#### Instructions to follow
In the data below, give the number of lines that contain the word "insert". Nothing else is needed.

#### Recorded information
<<<<

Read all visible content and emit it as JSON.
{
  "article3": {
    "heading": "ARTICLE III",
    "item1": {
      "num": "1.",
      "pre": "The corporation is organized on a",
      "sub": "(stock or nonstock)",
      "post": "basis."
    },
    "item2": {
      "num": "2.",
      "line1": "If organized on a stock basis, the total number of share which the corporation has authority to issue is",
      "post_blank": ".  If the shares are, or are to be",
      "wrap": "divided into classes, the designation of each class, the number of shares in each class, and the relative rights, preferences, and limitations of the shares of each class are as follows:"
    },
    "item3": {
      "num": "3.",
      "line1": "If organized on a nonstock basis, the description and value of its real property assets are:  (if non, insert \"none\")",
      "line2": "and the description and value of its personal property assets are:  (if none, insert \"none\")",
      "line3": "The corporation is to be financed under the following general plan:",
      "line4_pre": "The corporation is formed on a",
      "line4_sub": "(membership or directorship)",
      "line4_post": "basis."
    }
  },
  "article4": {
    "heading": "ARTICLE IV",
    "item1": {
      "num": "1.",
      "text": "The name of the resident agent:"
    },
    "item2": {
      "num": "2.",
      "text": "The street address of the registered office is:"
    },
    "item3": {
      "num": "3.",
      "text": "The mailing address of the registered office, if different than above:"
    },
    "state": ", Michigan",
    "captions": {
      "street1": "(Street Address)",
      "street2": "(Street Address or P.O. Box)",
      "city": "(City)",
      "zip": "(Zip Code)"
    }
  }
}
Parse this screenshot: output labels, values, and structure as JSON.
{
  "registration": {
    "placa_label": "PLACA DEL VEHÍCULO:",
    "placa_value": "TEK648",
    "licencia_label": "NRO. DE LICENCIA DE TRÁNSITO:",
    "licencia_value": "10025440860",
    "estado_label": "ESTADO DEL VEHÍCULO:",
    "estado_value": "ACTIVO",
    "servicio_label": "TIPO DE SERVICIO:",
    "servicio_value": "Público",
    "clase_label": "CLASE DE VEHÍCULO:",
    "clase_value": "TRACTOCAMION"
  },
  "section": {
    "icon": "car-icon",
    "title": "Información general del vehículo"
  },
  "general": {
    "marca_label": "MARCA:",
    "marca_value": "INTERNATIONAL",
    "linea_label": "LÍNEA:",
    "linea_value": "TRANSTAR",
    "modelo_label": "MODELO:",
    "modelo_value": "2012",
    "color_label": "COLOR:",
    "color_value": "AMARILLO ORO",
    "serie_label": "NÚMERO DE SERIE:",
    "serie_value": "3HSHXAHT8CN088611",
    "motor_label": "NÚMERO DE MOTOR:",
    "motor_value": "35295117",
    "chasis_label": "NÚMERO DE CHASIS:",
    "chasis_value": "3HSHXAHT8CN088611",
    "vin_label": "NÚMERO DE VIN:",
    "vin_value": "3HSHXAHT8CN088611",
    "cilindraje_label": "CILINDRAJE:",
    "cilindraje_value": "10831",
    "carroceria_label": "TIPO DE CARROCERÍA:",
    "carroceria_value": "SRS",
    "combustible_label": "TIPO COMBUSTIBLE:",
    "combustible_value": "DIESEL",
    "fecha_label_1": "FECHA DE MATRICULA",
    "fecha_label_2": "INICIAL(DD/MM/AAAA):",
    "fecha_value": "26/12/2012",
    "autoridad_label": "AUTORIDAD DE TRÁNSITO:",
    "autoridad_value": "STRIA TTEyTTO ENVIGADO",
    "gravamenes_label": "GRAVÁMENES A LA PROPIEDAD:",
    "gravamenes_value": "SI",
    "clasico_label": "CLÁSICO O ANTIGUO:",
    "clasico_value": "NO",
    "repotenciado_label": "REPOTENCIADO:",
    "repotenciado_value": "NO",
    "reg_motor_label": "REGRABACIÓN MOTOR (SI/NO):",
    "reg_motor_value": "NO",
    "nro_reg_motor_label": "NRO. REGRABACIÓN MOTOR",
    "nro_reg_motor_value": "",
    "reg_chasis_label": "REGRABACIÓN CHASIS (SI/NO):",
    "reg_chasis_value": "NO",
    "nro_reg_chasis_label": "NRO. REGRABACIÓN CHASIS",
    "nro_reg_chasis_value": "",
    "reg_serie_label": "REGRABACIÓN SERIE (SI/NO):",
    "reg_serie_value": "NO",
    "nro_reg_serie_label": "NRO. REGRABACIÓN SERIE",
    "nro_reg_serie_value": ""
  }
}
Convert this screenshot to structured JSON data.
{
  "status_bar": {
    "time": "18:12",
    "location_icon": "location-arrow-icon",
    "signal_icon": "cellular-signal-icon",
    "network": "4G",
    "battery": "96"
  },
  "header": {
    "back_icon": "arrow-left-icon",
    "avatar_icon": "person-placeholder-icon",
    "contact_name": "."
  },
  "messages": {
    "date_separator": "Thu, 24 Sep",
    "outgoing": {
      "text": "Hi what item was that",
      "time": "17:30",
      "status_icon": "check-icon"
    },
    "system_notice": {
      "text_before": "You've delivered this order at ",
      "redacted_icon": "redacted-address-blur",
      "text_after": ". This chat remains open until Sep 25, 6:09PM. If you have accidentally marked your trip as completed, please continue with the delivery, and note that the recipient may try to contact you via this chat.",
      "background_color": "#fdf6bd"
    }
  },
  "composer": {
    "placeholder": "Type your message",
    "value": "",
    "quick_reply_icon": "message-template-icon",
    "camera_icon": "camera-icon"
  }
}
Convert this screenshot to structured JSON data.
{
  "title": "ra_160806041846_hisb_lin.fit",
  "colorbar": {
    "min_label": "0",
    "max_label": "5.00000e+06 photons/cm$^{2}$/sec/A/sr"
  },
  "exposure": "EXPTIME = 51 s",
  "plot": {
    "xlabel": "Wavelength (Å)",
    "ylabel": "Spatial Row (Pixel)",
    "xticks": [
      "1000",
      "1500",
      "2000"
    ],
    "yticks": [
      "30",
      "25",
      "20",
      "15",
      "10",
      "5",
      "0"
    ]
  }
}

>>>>

#### Output for this exercise
2